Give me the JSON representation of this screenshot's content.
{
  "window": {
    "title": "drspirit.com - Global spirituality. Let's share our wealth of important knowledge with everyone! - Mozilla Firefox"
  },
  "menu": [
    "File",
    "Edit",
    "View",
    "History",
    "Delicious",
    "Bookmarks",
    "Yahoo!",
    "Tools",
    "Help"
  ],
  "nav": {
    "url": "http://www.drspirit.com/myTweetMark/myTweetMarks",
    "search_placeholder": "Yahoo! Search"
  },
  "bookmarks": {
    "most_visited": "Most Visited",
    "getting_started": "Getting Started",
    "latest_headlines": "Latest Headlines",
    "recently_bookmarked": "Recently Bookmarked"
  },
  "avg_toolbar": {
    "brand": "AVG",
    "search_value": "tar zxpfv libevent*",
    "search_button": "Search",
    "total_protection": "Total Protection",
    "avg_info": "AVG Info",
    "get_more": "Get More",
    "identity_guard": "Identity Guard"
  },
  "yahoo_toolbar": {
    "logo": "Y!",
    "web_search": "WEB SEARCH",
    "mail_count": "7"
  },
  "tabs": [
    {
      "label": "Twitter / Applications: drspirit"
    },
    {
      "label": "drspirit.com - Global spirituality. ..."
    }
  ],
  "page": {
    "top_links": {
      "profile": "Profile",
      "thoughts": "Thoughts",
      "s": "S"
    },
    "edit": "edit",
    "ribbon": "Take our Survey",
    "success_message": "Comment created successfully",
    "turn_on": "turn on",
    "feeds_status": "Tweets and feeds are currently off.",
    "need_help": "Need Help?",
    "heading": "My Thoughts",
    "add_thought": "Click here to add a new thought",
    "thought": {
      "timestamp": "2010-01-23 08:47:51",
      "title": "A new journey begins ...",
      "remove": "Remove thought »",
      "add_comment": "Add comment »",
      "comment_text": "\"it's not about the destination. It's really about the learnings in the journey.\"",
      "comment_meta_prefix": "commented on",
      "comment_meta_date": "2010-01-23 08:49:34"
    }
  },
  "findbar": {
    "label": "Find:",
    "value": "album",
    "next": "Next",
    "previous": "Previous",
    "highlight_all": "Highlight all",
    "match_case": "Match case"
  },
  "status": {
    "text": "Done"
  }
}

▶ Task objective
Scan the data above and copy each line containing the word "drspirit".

▶ Response to the exercise
    "title": "drspirit.com - Global spirituality. Let's share our wealth of important knowledge with everyone! - Mozilla Firefox"
    "url": "http://www.drspirit.com/myTweetMark/myTweetMarks",
      "label": "Twitter / Applications: drspirit"
      "label": "drspirit.com - Global spirituality. ..."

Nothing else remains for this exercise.